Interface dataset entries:
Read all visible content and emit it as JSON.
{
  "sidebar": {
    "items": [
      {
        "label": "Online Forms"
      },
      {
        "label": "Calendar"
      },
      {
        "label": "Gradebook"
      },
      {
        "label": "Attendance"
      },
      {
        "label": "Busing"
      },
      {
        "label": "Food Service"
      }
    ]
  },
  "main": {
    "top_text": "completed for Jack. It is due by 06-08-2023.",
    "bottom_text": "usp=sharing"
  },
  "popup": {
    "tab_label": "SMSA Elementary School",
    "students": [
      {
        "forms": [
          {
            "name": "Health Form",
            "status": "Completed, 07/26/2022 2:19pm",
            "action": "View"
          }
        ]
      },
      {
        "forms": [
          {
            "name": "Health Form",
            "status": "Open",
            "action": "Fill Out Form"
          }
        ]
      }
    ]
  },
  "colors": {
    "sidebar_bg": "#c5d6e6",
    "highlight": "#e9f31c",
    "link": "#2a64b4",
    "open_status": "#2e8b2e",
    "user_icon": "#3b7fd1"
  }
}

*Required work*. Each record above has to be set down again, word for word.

*Completed exercise*.
Read all visible content and emit it as JSON.
{
  "sidebar": {
    "items": [
      {
        "label": "Online Forms"
      },
      {
        "label": "Calendar"
      },
      {
        "label": "Gradebook"
      },
      {
        "label": "Attendance"
      },
      {
        "label": "Busing"
      },
      {
        "label": "Food Service"
      }
    ]
  },
  "main": {
    "top_text": "completed for Jack. It is due by 06-08-2023.",
    "bottom_text": "usp=sharing"
  },
  "popup": {
    "tab_label": "SMSA Elementary School",
    "students": [
      {
        "forms": [
          {
            "name": "Health Form",
            "status": "Completed, 07/26/2022 2:19pm",
            "action": "View"
          }
        ]
      },
      {
        "forms": [
          {
            "name": "Health Form",
            "status": "Open",
            "action": "Fill Out Form"
          }
        ]
      }
    ]
  },
  "colors": {
    "sidebar_bg": "#c5d6e6",
    "highlight": "#e9f31c",
    "link": "#2a64b4",
    "open_status": "#2e8b2e",
    "user_icon": "#3b7fd1"
  }
}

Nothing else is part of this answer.